The number of cases involving quasi-legal drugs that authorities took action against in the first half of 2015 rose to 633, nearly five times more than the 127 reported in the same period the previous year, a police report showed Thursday.
The preliminary report by the National Police Agency also said the police began investigating most cases last year and only 169 cases, or about 26.9 percent, were new, signaling “the pace of fresh detection has been falling as a result of enhanced crackdowns,” according to an NPA official.
The cases involve drugs chemically resembling or having similar effects to illegal narcotics, such as stimulants and marijuana or regulated drugs, as well as those containing quasi-legal or illegal substances while claiming they do not.

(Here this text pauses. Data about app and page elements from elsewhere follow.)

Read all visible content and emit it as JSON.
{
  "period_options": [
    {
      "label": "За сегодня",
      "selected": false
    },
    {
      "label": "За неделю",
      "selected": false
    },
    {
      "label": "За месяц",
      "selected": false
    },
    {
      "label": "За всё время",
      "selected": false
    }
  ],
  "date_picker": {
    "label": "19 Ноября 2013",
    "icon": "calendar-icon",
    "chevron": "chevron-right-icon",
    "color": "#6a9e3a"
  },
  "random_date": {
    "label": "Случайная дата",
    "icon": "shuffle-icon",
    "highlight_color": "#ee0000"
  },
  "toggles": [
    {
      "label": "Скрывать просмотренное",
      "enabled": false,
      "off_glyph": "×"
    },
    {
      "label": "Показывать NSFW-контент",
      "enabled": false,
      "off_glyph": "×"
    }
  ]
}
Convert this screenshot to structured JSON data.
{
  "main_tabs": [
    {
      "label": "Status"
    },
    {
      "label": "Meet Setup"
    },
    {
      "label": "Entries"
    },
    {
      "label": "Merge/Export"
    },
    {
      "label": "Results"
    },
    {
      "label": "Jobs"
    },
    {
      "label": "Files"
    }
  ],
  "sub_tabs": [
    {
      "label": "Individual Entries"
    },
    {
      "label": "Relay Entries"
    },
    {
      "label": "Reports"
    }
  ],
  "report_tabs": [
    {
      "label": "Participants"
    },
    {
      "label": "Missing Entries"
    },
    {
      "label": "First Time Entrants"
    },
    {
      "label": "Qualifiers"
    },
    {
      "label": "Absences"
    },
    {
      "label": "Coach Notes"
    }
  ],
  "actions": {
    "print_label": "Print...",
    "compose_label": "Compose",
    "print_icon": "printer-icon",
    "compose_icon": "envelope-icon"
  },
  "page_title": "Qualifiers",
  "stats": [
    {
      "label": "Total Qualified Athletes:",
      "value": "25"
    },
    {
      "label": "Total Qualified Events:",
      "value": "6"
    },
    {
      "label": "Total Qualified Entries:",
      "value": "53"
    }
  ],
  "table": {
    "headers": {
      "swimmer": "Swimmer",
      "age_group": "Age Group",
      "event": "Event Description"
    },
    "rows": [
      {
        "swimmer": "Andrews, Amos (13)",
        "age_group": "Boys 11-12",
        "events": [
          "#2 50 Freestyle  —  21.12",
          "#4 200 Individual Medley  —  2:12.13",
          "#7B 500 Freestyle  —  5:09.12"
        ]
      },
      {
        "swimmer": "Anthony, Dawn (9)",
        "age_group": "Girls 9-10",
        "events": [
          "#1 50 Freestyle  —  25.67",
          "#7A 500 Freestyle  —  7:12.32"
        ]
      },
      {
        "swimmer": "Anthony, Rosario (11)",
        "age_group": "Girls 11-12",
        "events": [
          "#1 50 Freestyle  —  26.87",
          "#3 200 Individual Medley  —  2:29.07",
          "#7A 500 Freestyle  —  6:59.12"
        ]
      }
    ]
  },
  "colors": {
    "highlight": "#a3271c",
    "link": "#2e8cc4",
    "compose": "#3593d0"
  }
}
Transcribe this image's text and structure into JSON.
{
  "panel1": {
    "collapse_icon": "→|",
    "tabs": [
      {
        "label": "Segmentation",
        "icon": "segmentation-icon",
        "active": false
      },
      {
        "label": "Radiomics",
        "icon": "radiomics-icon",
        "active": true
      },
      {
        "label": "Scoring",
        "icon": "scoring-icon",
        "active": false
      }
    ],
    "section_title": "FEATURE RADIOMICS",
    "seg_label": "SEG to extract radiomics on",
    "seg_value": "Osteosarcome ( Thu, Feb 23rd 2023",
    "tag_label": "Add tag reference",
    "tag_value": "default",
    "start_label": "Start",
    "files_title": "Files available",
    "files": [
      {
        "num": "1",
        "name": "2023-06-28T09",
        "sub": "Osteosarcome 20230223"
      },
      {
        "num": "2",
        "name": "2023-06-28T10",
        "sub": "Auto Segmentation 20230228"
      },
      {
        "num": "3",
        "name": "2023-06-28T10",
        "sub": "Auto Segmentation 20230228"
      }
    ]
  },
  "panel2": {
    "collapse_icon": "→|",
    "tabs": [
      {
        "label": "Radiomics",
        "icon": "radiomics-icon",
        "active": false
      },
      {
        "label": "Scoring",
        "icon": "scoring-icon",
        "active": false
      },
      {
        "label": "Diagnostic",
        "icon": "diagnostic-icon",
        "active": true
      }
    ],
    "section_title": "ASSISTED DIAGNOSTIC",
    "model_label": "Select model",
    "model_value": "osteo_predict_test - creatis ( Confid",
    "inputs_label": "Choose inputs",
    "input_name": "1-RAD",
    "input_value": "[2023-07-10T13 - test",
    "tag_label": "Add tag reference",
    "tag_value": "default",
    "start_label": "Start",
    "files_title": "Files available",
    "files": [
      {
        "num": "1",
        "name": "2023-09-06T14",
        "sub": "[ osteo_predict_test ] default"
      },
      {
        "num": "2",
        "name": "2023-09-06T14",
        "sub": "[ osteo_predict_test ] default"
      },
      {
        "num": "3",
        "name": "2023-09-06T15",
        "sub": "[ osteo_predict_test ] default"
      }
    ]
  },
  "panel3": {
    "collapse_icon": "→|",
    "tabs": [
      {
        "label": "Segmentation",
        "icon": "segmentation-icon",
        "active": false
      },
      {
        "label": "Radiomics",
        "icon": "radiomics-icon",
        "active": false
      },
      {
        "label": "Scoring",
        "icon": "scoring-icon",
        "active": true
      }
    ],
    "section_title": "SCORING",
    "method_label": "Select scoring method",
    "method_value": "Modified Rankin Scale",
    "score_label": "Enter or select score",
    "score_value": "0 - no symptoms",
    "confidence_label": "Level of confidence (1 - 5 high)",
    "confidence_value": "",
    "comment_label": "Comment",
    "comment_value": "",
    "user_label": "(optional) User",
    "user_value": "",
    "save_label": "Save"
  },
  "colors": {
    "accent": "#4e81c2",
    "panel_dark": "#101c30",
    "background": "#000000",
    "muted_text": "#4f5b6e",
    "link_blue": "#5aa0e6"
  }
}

The number of deaths believed to have been caused by the use of the drugs dropped to seven from the previous year’s 26, while the number of people killed in drug-related traffic accidents fell to zero from three, and those injured to nine from 51, the report said.
There were 39 cases of drug smuggling uncovered involving 43 people. That compares to the previous year’s two cases that involved five people. The increased numbers come after an amended customs law came into effect in April to include designated drugs that are now illegal to import.
Travelers from China were the most apprehended with 21 cases, followed by Canada with 10 and Britain with four.
The report showed a possible shift of where people obtain such drugs after police clampdowns lowered the number of stores selling the items to zero by July from 215 in March last year.
Of the 163 people involved in the cases detected this year, 63 said they obtained the drugs over the Internet and 28 said they did so at stores on the street, while the total for the latter, including cases where the investigations started last year or before, was 186, according to the report.